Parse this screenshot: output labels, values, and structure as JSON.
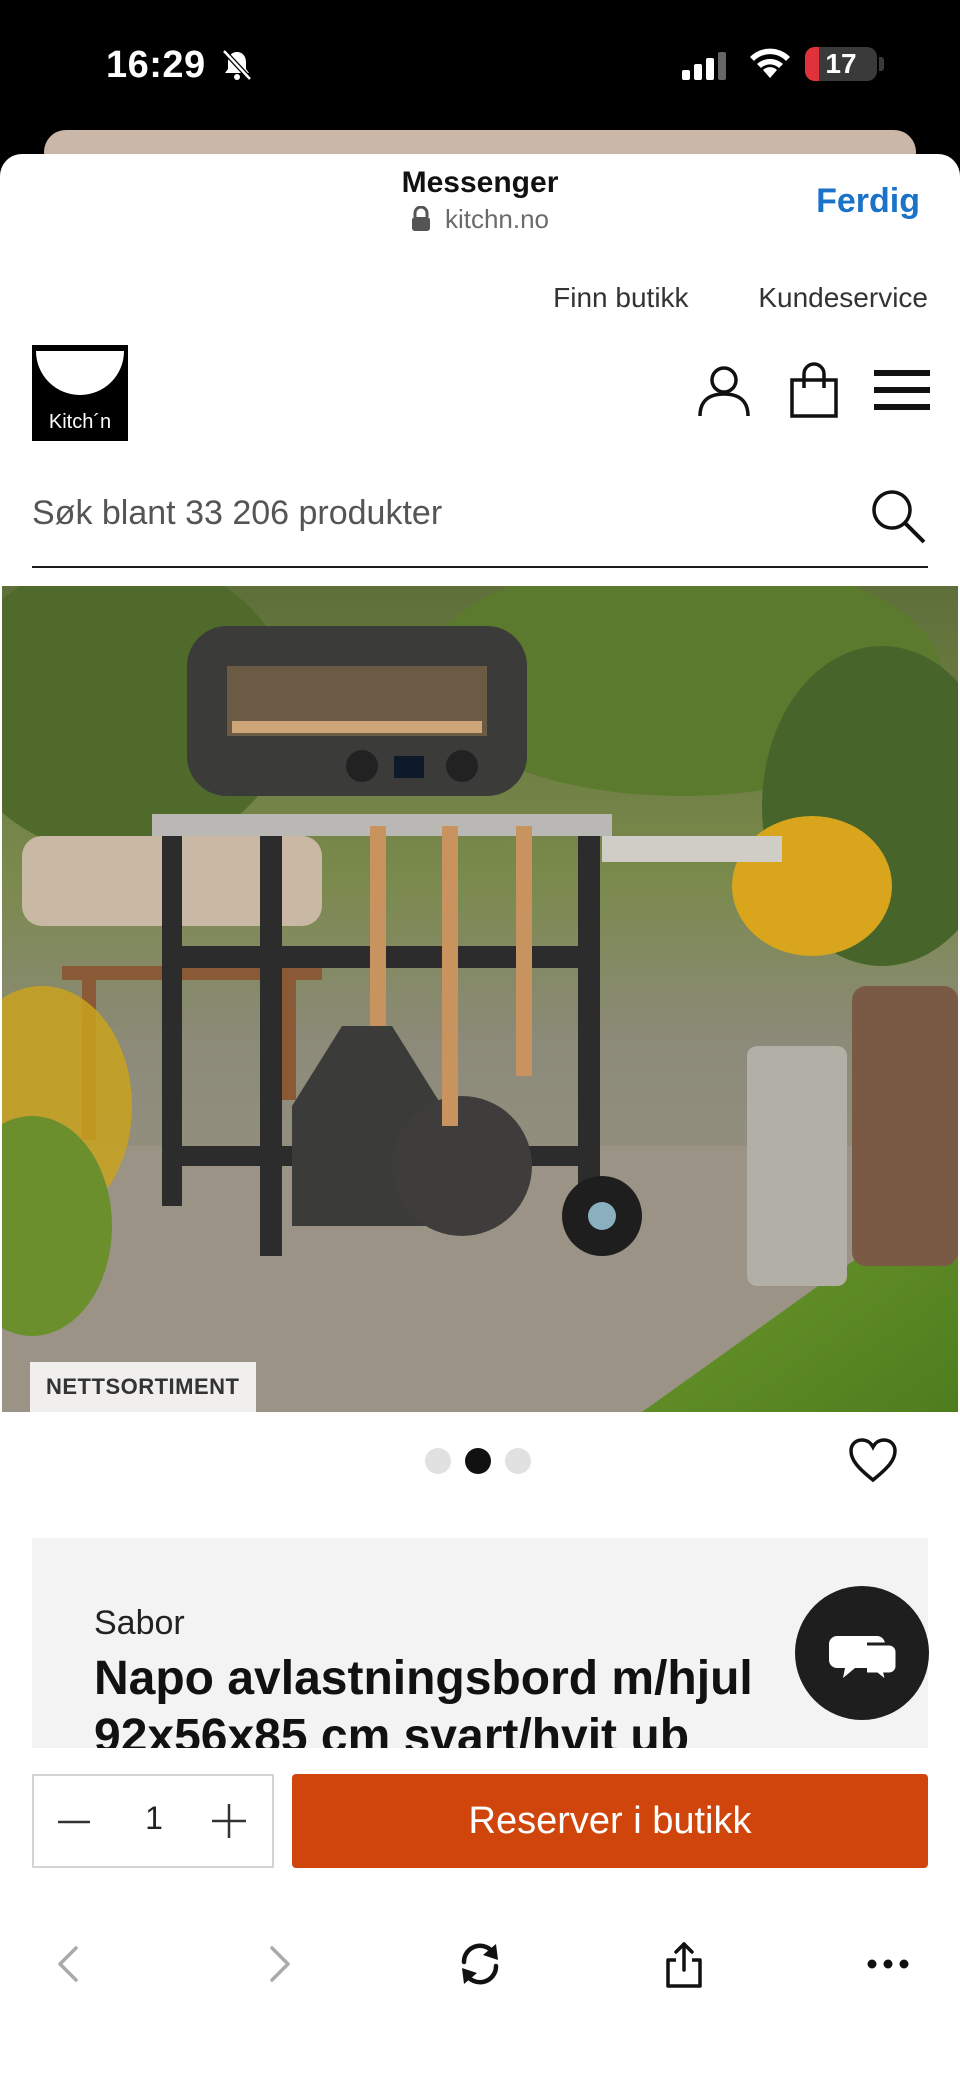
{
  "status_bar": {
    "time": "16:29",
    "battery": "17",
    "icons": [
      "bell-slash-icon",
      "cellular-signal-icon",
      "wifi-icon",
      "battery-icon"
    ]
  },
  "browser": {
    "title": "Messenger",
    "url": "kitchn.no",
    "done_label": "Ferdig",
    "lock_icon": "lock-icon"
  },
  "site": {
    "top_links": [
      "Finn butikk",
      "Kundeservice"
    ],
    "logo_text": "Kitch´n",
    "header_icons": [
      "user-icon",
      "shopping-bag-icon",
      "hamburger-menu-icon"
    ],
    "search_placeholder": "Søk blant 33 206 produkter"
  },
  "product": {
    "badge": "NETTSORTIMENT",
    "gallery": {
      "count": 3,
      "active_index": 1
    },
    "brand": "Sabor",
    "title_line1": "Napo avlastningsbord m/hjul",
    "title_line2": "92x56x85 cm svart/hvit ub"
  },
  "purchase": {
    "quantity": "1",
    "reserve_label": "Reserver i butikk"
  },
  "toolbar": {
    "icons": [
      "back-icon",
      "forward-icon",
      "reload-icon",
      "share-icon",
      "more-icon"
    ]
  },
  "colors": {
    "accent_link": "#1a73c8",
    "reserve_button": "#d0450b",
    "battery_low": "#e0323a"
  }
}
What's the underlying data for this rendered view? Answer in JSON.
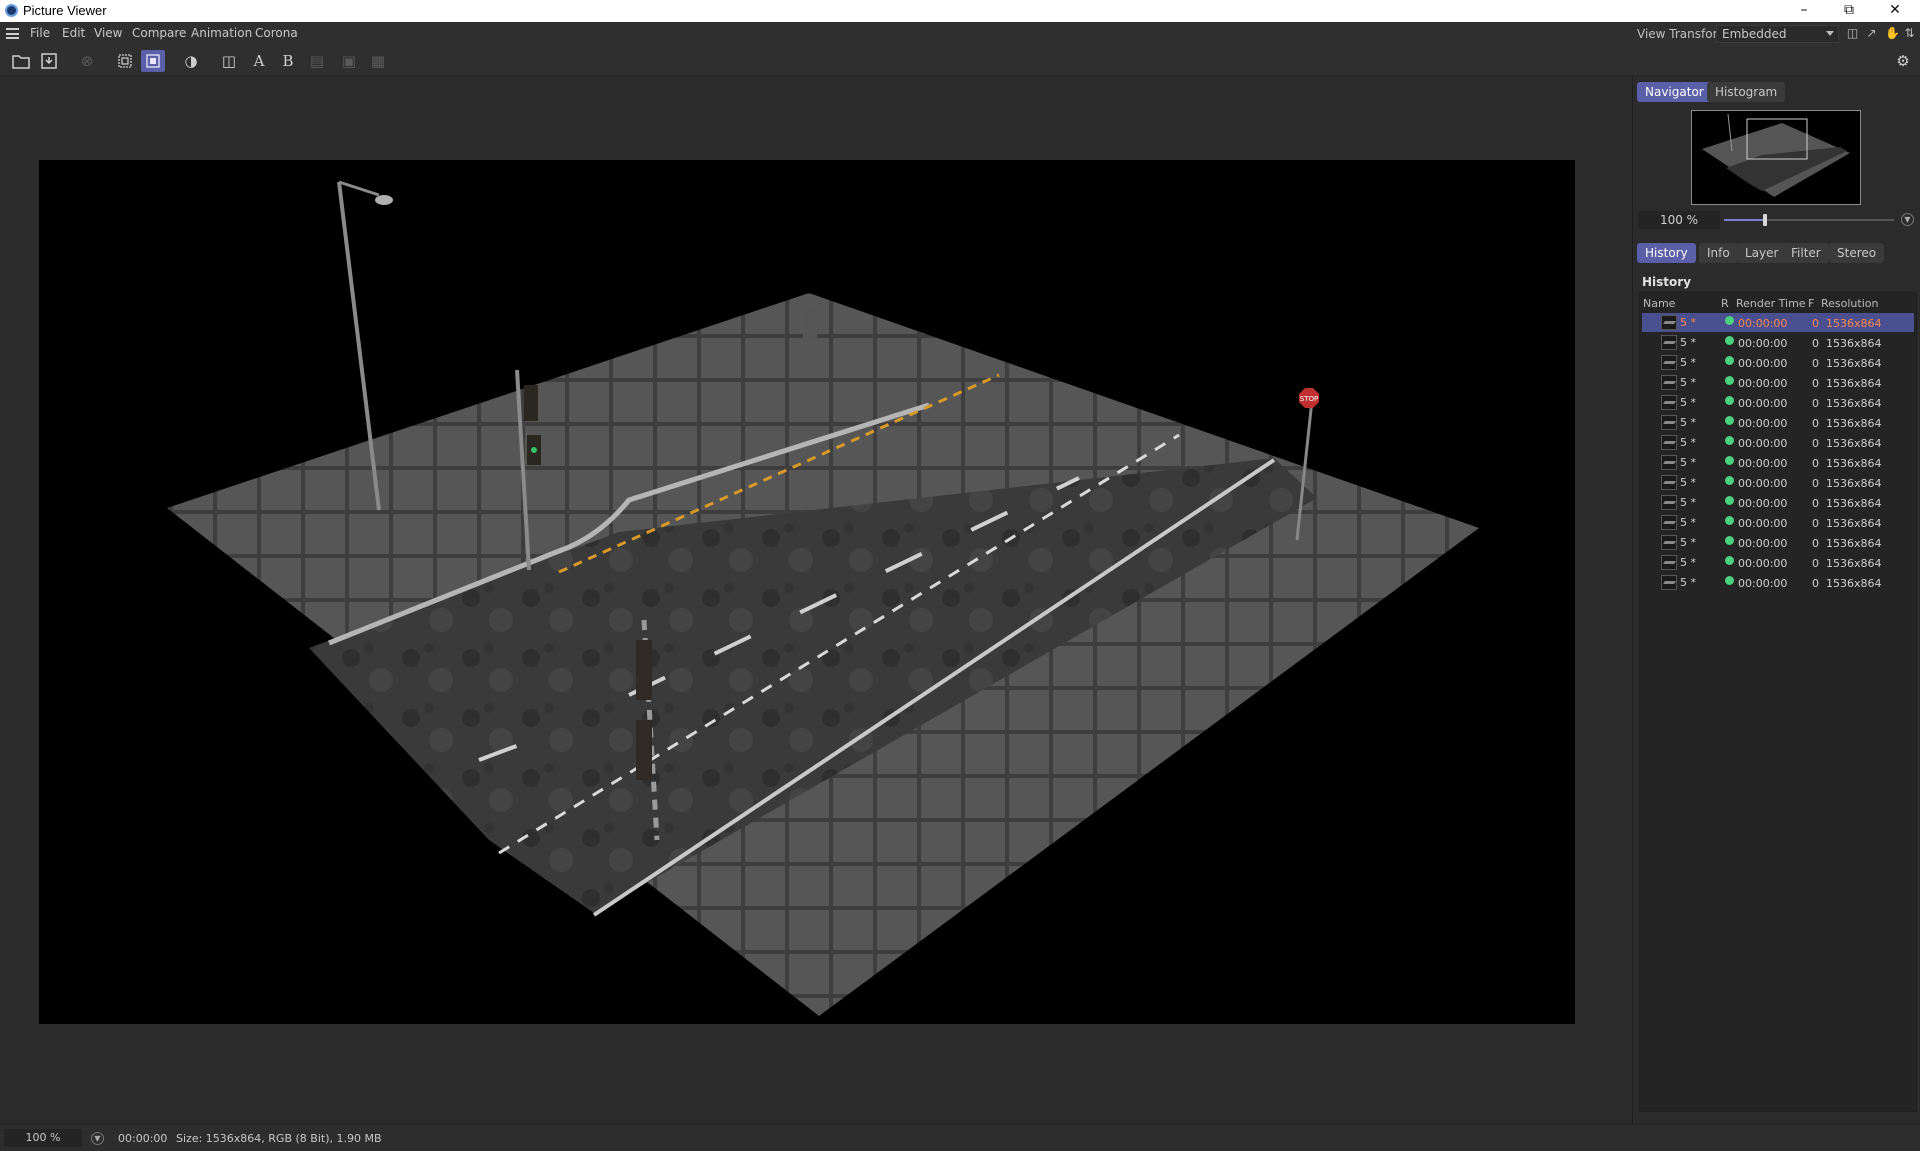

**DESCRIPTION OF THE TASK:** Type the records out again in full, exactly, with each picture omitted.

**RESULT OF THE EXERCISE:**
Parse this screenshot: output labels, values, and structure as JSON.
{
  "status_bar": {
    "time": "16:29",
    "battery": "17",
    "icons": [
      "bell-slash-icon",
      "cellular-signal-icon",
      "wifi-icon",
      "battery-icon"
    ]
  },
  "browser": {
    "title": "Messenger",
    "url": "kitchn.no",
    "done_label": "Ferdig",
    "lock_icon": "lock-icon"
  },
  "site": {
    "top_links": [
      "Finn butikk",
      "Kundeservice"
    ],
    "logo_text": "Kitch´n",
    "header_icons": [
      "user-icon",
      "shopping-bag-icon",
      "hamburger-menu-icon"
    ],
    "search_placeholder": "Søk blant 33 206 produkter"
  },
  "product": {
    "badge": "NETTSORTIMENT",
    "gallery": {
      "count": 3,
      "active_index": 1
    },
    "brand": "Sabor",
    "title_line1": "Napo avlastningsbord m/hjul",
    "title_line2": "92x56x85 cm svart/hvit ub"
  },
  "purchase": {
    "quantity": "1",
    "reserve_label": "Reserver i butikk"
  },
  "toolbar": {
    "icons": [
      "back-icon",
      "forward-icon",
      "reload-icon",
      "share-icon",
      "more-icon"
    ]
  },
  "colors": {
    "accent_link": "#1a73c8",
    "reserve_button": "#d0450b",
    "battery_low": "#e0323a"
  }
}
What's the underlying data for this rendered view? Answer in JSON.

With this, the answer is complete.